While installing buttons or plates that automatically open doors can help make a building more accessible, they aren't spared from flaws. These buttons particularly are of no use to wheelchairs users having restricted upper body movement.
More often than not, these buttons aren't installed properly. In other words, they are either placed too high, too low or just too far from the door to come in handy, since the door closes quickly.
Thankfully, Portal Entryways is leaving no stone unturned in a bid to revamp these existing buttons and make them more accessible.
The company has come up with a device that sits on the top of existing access buttons, helping the doors to open on their own and remain open for a longer period of time for the wheelchair user to enter. Meanwhile, the button does not stop functioning and stays active just as before.
Portal's product can be split into two components including a piece of Bluetooth Low Energy-enabled hardware that comfortably fits into the current door opening system, and a companion app that can be installed and run on the wheelchair user's mobile phone.
As soon as the app finds a Bluetooth Low Energy device within range, it transmits a command to open the door, and ensures it remains open long enough for the user to pass through the doorway. Users can easily identify Portal-enabled doorways by looking for stickers on them.
Although Portal is originally part of Y Combinator’s Winter 2019 class, it came to fruition as a student project in an innovation program at BYU. The aforesaid project required students to find practical solutions to real-world issues.
According to co-founder Sam Lew, initially the concept was completely different (shipping logistic) but they decided to divert their focus after meeting someone on their school campus. This person had organized a lineup of friends who'd either open doors or simply press accessibility buttons that were unreachable.
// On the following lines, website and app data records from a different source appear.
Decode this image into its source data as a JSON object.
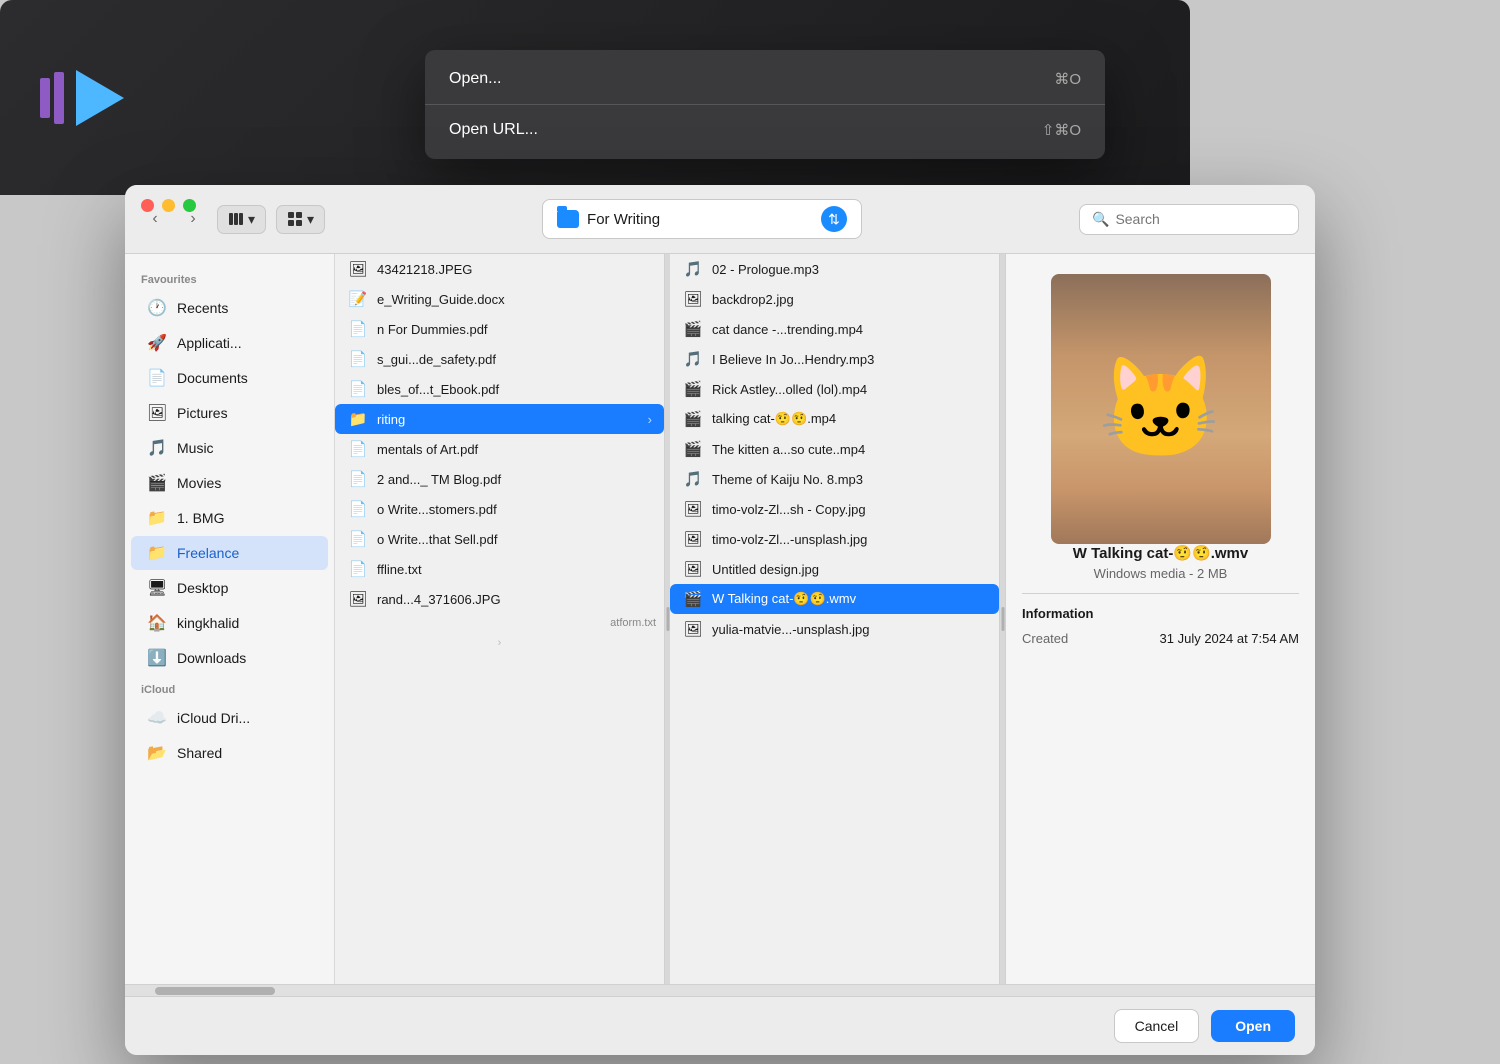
{
  "app": {
    "window_controls": [
      "close",
      "minimize",
      "maximize"
    ]
  },
  "context_menu": {
    "items": [
      {
        "label": "Open...",
        "shortcut": "⌘O"
      },
      {
        "label": "Open URL...",
        "shortcut": "⇧⌘O"
      }
    ]
  },
  "toolbar": {
    "location": "For Writing",
    "search_placeholder": "Search",
    "back_label": "‹",
    "forward_label": "›"
  },
  "sidebar": {
    "favourites_label": "Favourites",
    "icloud_label": "iCloud",
    "items_favourites": [
      {
        "id": "recents",
        "label": "Recents",
        "icon": "🕐"
      },
      {
        "id": "applications",
        "label": "Applicati...",
        "icon": "🚀"
      },
      {
        "id": "documents",
        "label": "Documents",
        "icon": "📄"
      },
      {
        "id": "pictures",
        "label": "Pictures",
        "icon": "🖼"
      },
      {
        "id": "music",
        "label": "Music",
        "icon": "🎵"
      },
      {
        "id": "movies",
        "label": "Movies",
        "icon": "🎬"
      },
      {
        "id": "bmg",
        "label": "1. BMG",
        "icon": "📁"
      },
      {
        "id": "freelance",
        "label": "Freelance",
        "icon": "📁",
        "active": true
      },
      {
        "id": "desktop",
        "label": "Desktop",
        "icon": "🖥"
      },
      {
        "id": "kingkhalid",
        "label": "kingkhalid",
        "icon": "🏠"
      },
      {
        "id": "downloads",
        "label": "Downloads",
        "icon": "⬇️"
      }
    ],
    "items_icloud": [
      {
        "id": "icloud-drive",
        "label": "iCloud Dri...",
        "icon": "☁️"
      },
      {
        "id": "shared",
        "label": "Shared",
        "icon": "📂"
      }
    ]
  },
  "column1": {
    "items": [
      {
        "name": "43421218.JPEG",
        "icon": "🖼",
        "selected": false
      },
      {
        "name": "e_Writing_Guide.docx",
        "icon": "📝",
        "selected": false
      },
      {
        "name": "n For Dummies.pdf",
        "icon": "📄",
        "selected": false
      },
      {
        "name": "s_gui...de_safety.pdf",
        "icon": "📄",
        "selected": false
      },
      {
        "name": "bles_of...t_Ebook.pdf",
        "icon": "📄",
        "selected": false
      },
      {
        "name": "riting",
        "icon": "📁",
        "selected": true,
        "has_arrow": true
      },
      {
        "name": "mentals of Art.pdf",
        "icon": "📄",
        "selected": false
      },
      {
        "name": "2 and..._ TM Blog.pdf",
        "icon": "📄",
        "selected": false
      },
      {
        "name": "o Write...stomers.pdf",
        "icon": "📄",
        "selected": false
      },
      {
        "name": "o Write...that Sell.pdf",
        "icon": "📄",
        "selected": false
      },
      {
        "name": "ffline.txt",
        "icon": "📄",
        "selected": false
      },
      {
        "name": "rand...4_371606.JPG",
        "icon": "🖼",
        "selected": false
      }
    ]
  },
  "column2": {
    "items": [
      {
        "name": "02 - Prologue.mp3",
        "icon": "🎵",
        "selected": false
      },
      {
        "name": "backdrop2.jpg",
        "icon": "🖼",
        "selected": false
      },
      {
        "name": "cat dance -...trending.mp4",
        "icon": "🎬",
        "selected": false
      },
      {
        "name": "I Believe In Jo...Hendry.mp3",
        "icon": "🎵",
        "selected": false
      },
      {
        "name": "Rick Astley...olled (lol).mp4",
        "icon": "🎬",
        "selected": false
      },
      {
        "name": "talking cat-🤨🤨.mp4",
        "icon": "🎬",
        "selected": false
      },
      {
        "name": "The kitten a...so cute..mp4",
        "icon": "🎬",
        "selected": false
      },
      {
        "name": "Theme of Kaiju No. 8.mp3",
        "icon": "🎵",
        "selected": false
      },
      {
        "name": "timo-volz-Zl...sh - Copy.jpg",
        "icon": "🖼",
        "selected": false
      },
      {
        "name": "timo-volz-Zl...-unsplash.jpg",
        "icon": "🖼",
        "selected": false
      },
      {
        "name": "Untitled design.jpg",
        "icon": "🖼",
        "selected": false
      },
      {
        "name": "W Talking cat-🤨🤨.wmv",
        "icon": "🎬",
        "selected": true
      },
      {
        "name": "yulia-matvie...-unsplash.jpg",
        "icon": "🖼",
        "selected": false
      }
    ]
  },
  "preview": {
    "title": "W Talking cat-🤨🤨.wmv",
    "subtitle": "Windows media - 2 MB",
    "info_section_title": "Information",
    "info_rows": [
      {
        "label": "Created",
        "value": "31 July 2024 at 7:54 AM"
      }
    ]
  },
  "footer": {
    "cancel_label": "Cancel",
    "open_label": "Open"
  },
  "column1_bottom_file": "atform.txt"
}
Despite being in the early stages, the company is hoping to garner noteworthy success. With a whopping 250 devices already installed, they are aiming for contracts signed for about 1,250 devices before the month end.
The company's founder is left with no choice but the do the installations themselves at the moment. It is worth mentioning here that each door uses a specific button and motor. While some mechanism is connected via wire, others are wireless.
"As long as it’s not ancient,” he says, “it should work,” Josh Horne told Greg Kumparak, who is an editor at TechCrunch.
The company is currently focusing on malls, universities and other places with several publicly-accessible doors. They haven't decided yet about the price tag it will carry, however, the device is likely to cost about $100-200 annually per door.
Image credit: Portal Entryways/YouTube screencap